Alexander also said the most recent plan submitted by the applicant, MeadowBrook Creek LLC, showed the removal of a traffic signal at Kroger and K-Mart, because of its close proximity to the new signal that would be required at the intersection of Hydraulic and the Hillsdale Connector. The applicant’s design showed right-in, right-out only onto and from Hydraulic Road into both the K-Mart and Kroger parking lots, restricting left-turn access.
Farruggio said he didn’t think it would work, given the number of intersections on Hydraulic Road between Routes 29 and 250. “Without closing and eliminating a couple of them we are just doing poor planning, and it’s going to get much, much worse. We have to have the ability to look at it,” he said.
Jim Tolbert, Director of the City’s Neighborhood Development Services Department, said that the Hillsdale Connector will improve traffic flow when the road is built. Currently, that proposed road project faces an uncertain funding future. Commissioner Cheri Lewis asked what would happen if the Hillsdale Drive extension is never built. Commission Chairman Jason Pearson said that discussion needed to be independent from the Commission’s deliberation on the Whole Foods preliminary site plan. Tolbert said the suggestions of the 29-H-250 Study are being implemented piece by piece, including the eventual grade separation of US 29 and Hydraulic Road.
“There is a plan that anticipates the development, and the thing about this development is it conforms to the adopted 29H-250 plan,” Tolbert said.
The site plan application was received by staff on May 20, 2008, and a revised resubmission was received on June 2, 2008 . Staff were not able to recommend approval of the plan because they had not had time to review the revisions, though they did indicate that the applicant had satisfied some of their concerns – including the realignment of an easement for the forthcoming Meadowcreek Interceptor sewer line replacement. Originally, the site plan depicted this easement travelling underneath the building.
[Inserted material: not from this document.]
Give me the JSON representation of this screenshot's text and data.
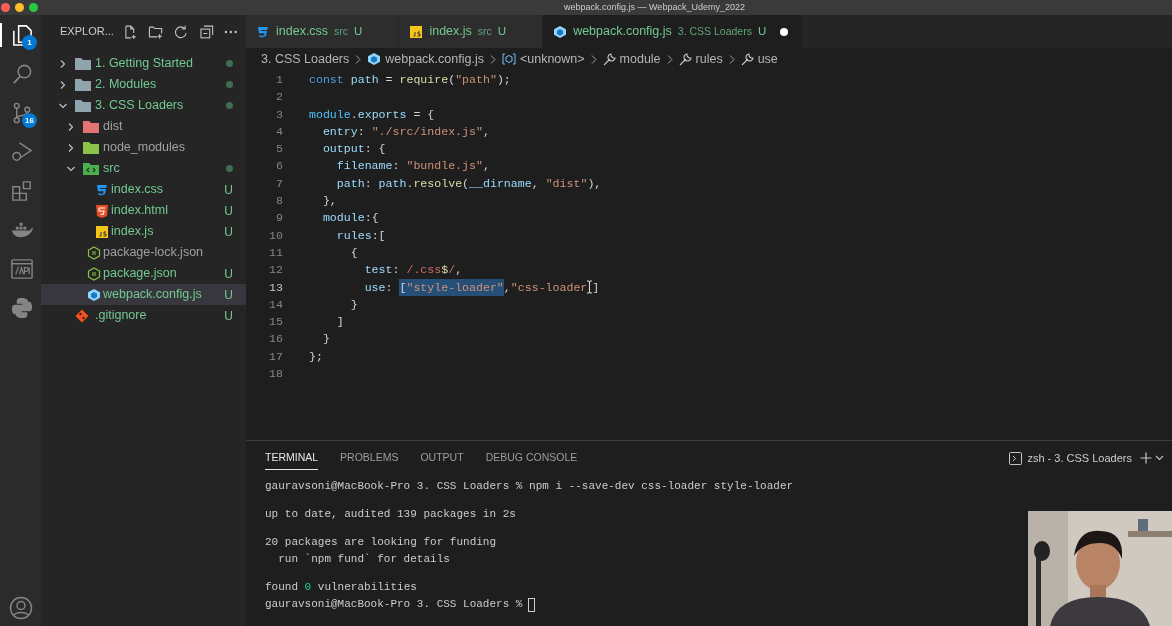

At the end of the pre-meeting, the Commission opted to go ahead and hear from the applicant anyway, despite not having had a full review of the new site plan from staff. Charlottesville Tomorrow will post a report on that portion of the meeting later this week.